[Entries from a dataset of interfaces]
:::

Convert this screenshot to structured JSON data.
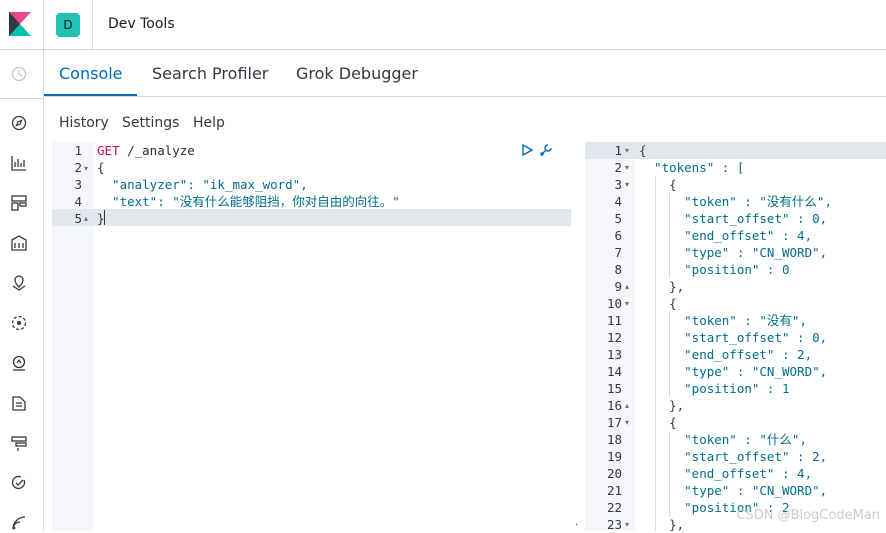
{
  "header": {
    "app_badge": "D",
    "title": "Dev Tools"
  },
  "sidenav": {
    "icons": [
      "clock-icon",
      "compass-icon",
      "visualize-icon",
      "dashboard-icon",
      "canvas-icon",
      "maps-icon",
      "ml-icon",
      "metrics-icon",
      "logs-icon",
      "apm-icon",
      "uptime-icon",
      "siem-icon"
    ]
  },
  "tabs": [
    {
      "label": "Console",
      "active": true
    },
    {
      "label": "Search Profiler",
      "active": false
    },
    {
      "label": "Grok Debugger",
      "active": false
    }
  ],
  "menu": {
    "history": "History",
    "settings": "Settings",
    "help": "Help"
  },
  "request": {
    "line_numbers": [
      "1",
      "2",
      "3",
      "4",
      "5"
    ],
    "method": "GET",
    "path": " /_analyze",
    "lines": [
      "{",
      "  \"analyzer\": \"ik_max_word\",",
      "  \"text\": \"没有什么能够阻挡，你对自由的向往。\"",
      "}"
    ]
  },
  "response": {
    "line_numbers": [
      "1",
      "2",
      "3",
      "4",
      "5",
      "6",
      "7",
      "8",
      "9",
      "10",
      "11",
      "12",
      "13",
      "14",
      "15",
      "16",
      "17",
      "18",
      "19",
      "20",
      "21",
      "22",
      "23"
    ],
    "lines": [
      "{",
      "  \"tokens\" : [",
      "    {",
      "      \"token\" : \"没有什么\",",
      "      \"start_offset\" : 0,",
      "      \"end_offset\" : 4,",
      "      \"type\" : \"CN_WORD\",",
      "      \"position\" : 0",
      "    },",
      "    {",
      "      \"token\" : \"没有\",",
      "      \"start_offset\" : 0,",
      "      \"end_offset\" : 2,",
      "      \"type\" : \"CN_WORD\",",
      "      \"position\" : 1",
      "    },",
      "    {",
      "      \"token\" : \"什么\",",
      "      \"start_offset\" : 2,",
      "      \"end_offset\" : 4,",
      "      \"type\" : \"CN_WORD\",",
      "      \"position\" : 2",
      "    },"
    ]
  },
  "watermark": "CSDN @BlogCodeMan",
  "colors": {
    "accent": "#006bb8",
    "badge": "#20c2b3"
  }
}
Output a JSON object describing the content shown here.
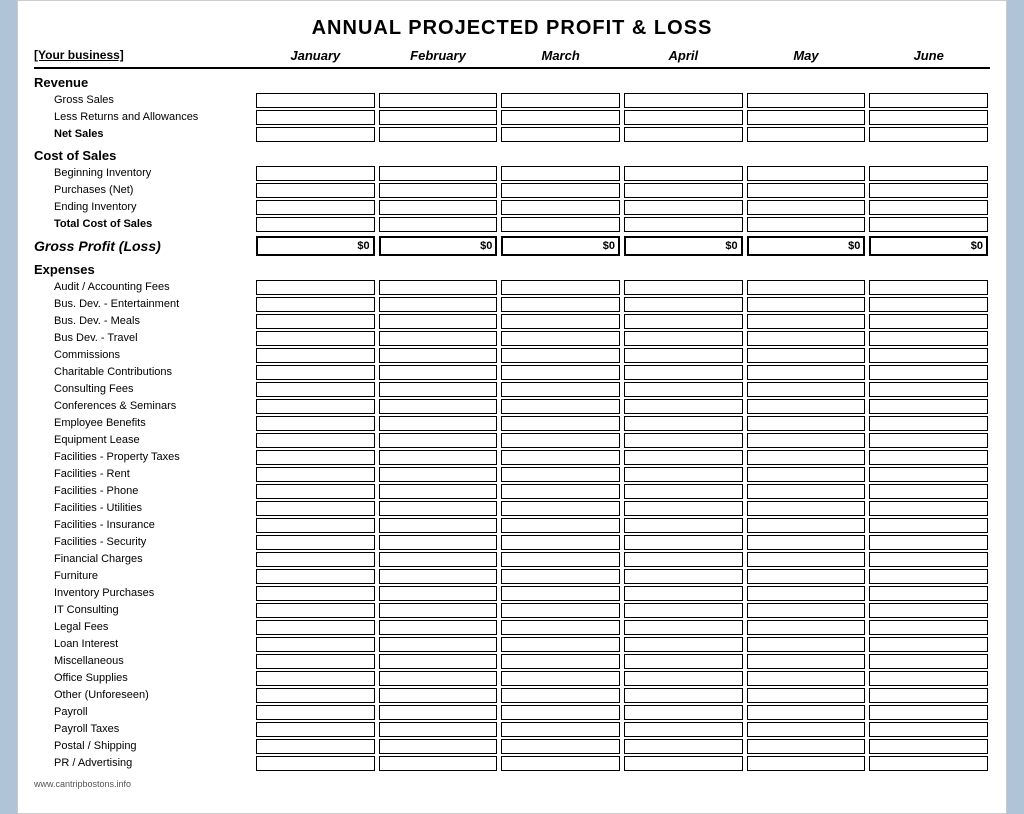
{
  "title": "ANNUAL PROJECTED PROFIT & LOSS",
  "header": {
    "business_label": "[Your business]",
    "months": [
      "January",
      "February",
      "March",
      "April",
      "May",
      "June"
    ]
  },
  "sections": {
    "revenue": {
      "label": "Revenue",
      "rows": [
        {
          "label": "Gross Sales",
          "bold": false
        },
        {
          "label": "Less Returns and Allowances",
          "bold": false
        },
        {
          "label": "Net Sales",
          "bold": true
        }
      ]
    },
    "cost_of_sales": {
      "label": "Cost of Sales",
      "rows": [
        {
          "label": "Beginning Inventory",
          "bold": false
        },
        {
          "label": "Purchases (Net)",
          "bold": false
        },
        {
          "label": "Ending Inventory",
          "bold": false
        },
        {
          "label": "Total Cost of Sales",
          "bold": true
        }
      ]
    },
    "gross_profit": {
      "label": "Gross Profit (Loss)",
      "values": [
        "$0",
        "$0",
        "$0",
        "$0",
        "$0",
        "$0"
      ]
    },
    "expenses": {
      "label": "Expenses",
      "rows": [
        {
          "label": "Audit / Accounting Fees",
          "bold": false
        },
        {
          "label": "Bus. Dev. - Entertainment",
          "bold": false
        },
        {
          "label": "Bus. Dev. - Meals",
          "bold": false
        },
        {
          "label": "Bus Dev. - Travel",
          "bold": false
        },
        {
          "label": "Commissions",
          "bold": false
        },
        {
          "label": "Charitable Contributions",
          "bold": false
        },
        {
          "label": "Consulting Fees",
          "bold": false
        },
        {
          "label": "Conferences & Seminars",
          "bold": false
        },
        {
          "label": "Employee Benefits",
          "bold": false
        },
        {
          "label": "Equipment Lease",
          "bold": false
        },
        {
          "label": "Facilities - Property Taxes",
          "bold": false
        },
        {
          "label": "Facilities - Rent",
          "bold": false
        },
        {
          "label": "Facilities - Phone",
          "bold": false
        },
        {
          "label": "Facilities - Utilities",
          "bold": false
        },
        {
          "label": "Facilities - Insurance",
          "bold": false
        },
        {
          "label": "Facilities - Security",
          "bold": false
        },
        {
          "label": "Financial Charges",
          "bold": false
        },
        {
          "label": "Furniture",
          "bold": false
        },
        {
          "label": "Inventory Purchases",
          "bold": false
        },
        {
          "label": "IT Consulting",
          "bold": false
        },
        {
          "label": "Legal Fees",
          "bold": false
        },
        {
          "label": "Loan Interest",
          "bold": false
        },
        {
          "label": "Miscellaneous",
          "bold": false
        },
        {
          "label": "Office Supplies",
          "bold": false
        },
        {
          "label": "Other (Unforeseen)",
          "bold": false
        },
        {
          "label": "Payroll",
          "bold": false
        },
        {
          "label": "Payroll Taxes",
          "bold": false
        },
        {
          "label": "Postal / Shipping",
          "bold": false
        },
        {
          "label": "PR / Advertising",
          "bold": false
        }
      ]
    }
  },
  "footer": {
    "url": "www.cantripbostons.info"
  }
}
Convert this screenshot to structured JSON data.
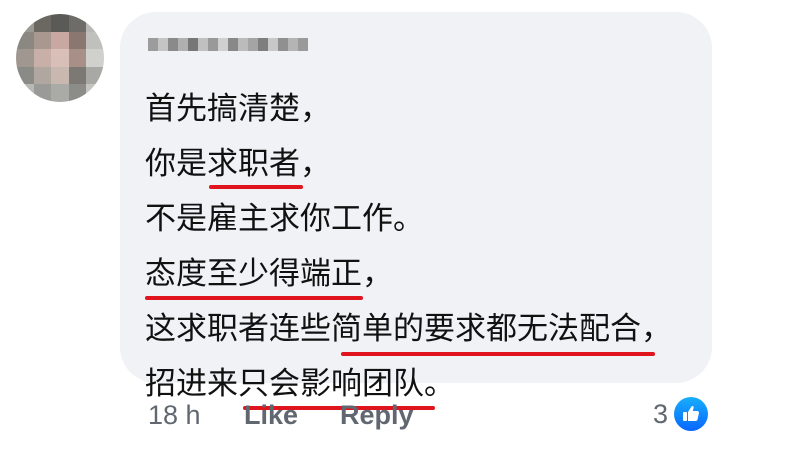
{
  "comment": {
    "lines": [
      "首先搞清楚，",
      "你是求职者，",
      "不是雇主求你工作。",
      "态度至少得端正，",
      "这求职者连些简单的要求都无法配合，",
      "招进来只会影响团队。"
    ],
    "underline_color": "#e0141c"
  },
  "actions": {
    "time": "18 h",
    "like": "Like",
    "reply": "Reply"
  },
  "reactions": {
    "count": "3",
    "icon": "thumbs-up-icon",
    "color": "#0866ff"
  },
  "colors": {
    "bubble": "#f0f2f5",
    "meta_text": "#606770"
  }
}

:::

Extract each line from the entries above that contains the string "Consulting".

YOUR SOLUTION:
          "label": "Consulting Fees",
          "label": "IT Consulting",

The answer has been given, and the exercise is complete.